◆ Task item
Go through the entries below and copy each line that holds the word "JSON".

(Beginning of Input for this task)

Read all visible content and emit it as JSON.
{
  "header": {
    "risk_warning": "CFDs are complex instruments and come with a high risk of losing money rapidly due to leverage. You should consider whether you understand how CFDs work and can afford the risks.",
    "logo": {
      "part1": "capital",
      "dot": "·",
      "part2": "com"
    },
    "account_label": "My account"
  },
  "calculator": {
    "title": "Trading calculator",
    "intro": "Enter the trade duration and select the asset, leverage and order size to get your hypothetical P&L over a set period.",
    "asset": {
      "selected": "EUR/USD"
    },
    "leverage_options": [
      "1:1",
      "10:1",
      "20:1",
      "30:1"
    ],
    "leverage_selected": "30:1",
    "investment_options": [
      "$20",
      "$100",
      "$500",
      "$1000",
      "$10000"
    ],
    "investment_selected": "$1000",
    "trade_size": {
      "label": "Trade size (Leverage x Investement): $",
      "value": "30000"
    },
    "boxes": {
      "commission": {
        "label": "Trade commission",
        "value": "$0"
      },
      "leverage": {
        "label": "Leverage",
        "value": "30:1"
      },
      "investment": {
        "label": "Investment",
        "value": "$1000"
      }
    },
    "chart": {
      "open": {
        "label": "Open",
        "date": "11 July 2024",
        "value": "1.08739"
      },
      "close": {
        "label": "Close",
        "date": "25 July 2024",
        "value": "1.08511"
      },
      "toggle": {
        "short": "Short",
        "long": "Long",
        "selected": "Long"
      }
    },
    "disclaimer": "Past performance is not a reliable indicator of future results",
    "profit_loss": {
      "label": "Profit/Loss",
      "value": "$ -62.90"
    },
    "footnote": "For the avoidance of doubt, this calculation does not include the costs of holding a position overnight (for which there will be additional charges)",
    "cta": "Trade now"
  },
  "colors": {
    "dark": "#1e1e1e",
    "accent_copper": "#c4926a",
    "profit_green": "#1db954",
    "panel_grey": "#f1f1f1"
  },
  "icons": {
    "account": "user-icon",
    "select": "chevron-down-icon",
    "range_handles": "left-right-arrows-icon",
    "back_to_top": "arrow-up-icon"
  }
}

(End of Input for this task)
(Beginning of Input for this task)

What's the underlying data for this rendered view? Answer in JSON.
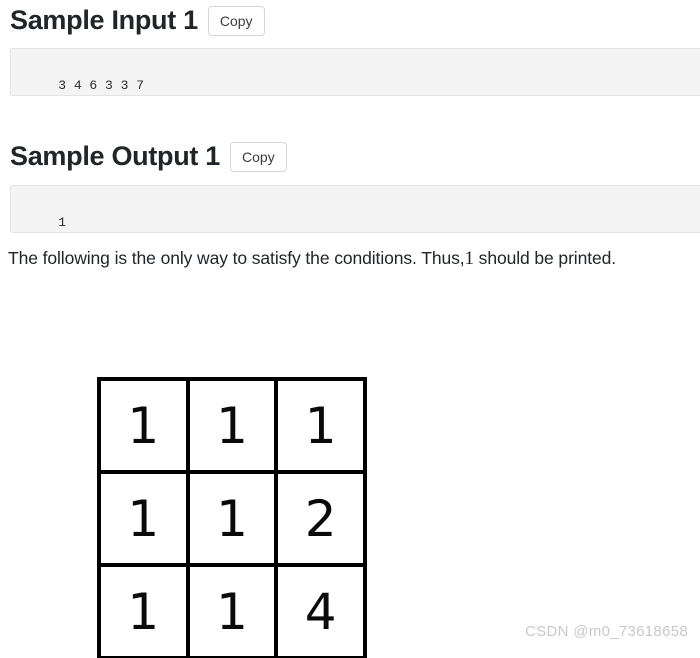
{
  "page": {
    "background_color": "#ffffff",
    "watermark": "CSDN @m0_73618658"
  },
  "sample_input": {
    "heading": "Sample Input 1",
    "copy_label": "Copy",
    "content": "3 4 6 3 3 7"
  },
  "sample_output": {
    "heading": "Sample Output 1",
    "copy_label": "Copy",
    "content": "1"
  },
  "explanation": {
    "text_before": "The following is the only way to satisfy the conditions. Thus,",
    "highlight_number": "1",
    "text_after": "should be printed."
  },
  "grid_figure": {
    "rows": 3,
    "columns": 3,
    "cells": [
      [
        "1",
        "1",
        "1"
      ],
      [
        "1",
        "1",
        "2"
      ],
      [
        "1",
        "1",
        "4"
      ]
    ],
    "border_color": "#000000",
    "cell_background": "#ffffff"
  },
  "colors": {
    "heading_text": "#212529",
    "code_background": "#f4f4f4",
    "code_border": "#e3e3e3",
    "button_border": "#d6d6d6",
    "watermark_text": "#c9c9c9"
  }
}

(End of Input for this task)

◆ Your response
Read all visible content and emit it as JSON.
What's the underlying data for this rendered view? Answer in JSON.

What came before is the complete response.